Our last blog discusses the importance of having a correct Service Level Agreement in place.
However, to do this, you must first understand what your SLA should consist of. In this blog, we will explain the essential elements your SLA should have to ensure your logistics business remains compliant.
Defines the service
It is important that the completion of services to which the SLA relates be clearly clarified, along with any deadlines. To ensure that Service Level Agreements are properly defined, they should always include very precise details.
SLA’s should always include provisions in regard to how much the subcontractor is to be paid for the service, when this is due to be paid, and what will be included in the payment (expenses, taxes, travel, etc.)
In a situation where payment is late, actions for invoicing and penalties should also be clearly explained within the SLA.
Representation and warranties
This section provides detailed information on the service that the subcontractor has been contracted to complete. The clause may include the following:
- That the services will be performed to industry standards
- That no third-party rights are infringed as a result of the contractor’s performance
- That any agreements the supplier may have are not violated by the performance of the contract
There should be a point included in the SLA stating that the subcontractor must indemnify the company that has hired them if they do not complete the representations and warranties set out in the contract.

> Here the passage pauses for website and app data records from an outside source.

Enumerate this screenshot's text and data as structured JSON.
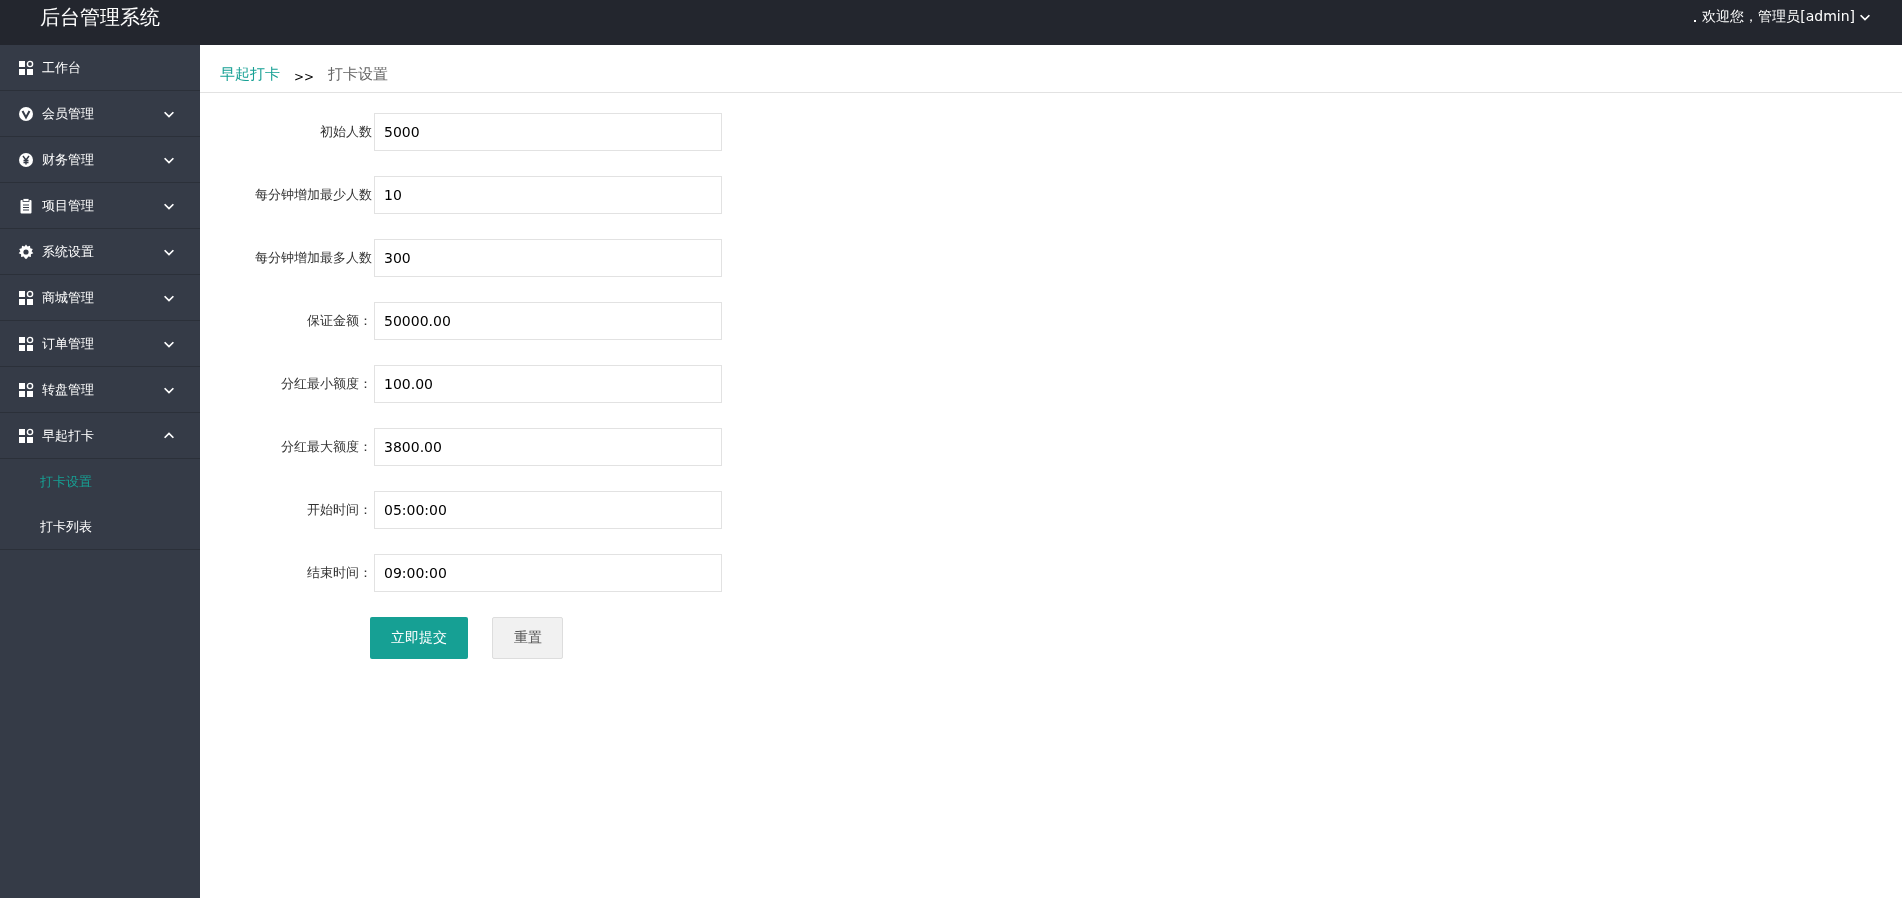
{
  "header": {
    "title": "后台管理系统",
    "user_menu": {
      "label": "欢迎您，管理员[admin]"
    }
  },
  "sidebar": {
    "items": [
      {
        "label": "工作台",
        "kind": "apps"
      },
      {
        "label": "会员管理",
        "kind": "vip",
        "expanded": false
      },
      {
        "label": "财务管理",
        "kind": "yen",
        "expanded": false
      },
      {
        "label": "项目管理",
        "kind": "clipboard",
        "expanded": false
      },
      {
        "label": "系统设置",
        "kind": "gear",
        "expanded": false
      },
      {
        "label": "商城管理",
        "kind": "apps",
        "expanded": false
      },
      {
        "label": "订单管理",
        "kind": "apps",
        "expanded": false
      },
      {
        "label": "转盘管理",
        "kind": "apps",
        "expanded": false
      },
      {
        "label": "早起打卡",
        "kind": "apps",
        "expanded": true,
        "children": [
          {
            "label": "打卡设置",
            "selected": true
          },
          {
            "label": "打卡列表",
            "selected": false
          }
        ]
      }
    ]
  },
  "breadcrumb": {
    "items": [
      "早起打卡",
      "打卡设置"
    ],
    "separator": ">>"
  },
  "form": {
    "fields": [
      {
        "label": "初始人数",
        "value": "5000"
      },
      {
        "label": "每分钟增加最少人数",
        "value": "10"
      },
      {
        "label": "每分钟增加最多人数",
        "value": "300"
      },
      {
        "label": "保证金额：",
        "value": "50000.00"
      },
      {
        "label": "分红最小额度：",
        "value": "100.00"
      },
      {
        "label": "分红最大额度：",
        "value": "3800.00"
      },
      {
        "label": "开始时间：",
        "value": "05:00:00"
      },
      {
        "label": "结束时间：",
        "value": "09:00:00"
      }
    ],
    "buttons": [
      {
        "label": "立即提交",
        "kind": "primary"
      },
      {
        "label": "重置",
        "kind": "secondary"
      }
    ]
  }
}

Indemnification addresses any costs that the company will be required to pay in relation to any third-party claims against them due to the subcontractor’s failure to perform their representations and warranties – the business would indemnify the subcontractor for the costs paid to the third party.
The SLA must have a clause recognising what will happen in the case that any confidential information is exchanged between either party and an outside third party. This should explain how the information will be identified, how it will be handled, and what the restrictions on disclosure and misuse are.
When drafting SLAs, you should always try to include a force majeure clause that addresses the possibility that the service cannot be provided due to acts of war, strikes, bad weather, or any other circumstances beyond human control.
The following clauses should be included in all contracts of this kind and are essential:
If you own a logistics company that engages a self-employed workforce and are looking for reassurance that your Service Level Agreement is compliant, Wise can help! At Wise, we have an expert in-house compliance team that can:
- Assist you with any legal matters in regard to contract law and employment law, at no extra cost to you
- Provide you with the guidance you need and ensure there are no hidden or potential risks that may affect either your self-employment status or commercial elements of your business.
- Conduct a FREE status audit, providing recommendations to strengthen your existing terms.
- Review your contract for services and either assist you in making the contract compliant or provide you with a new one.
Interested? Enquire below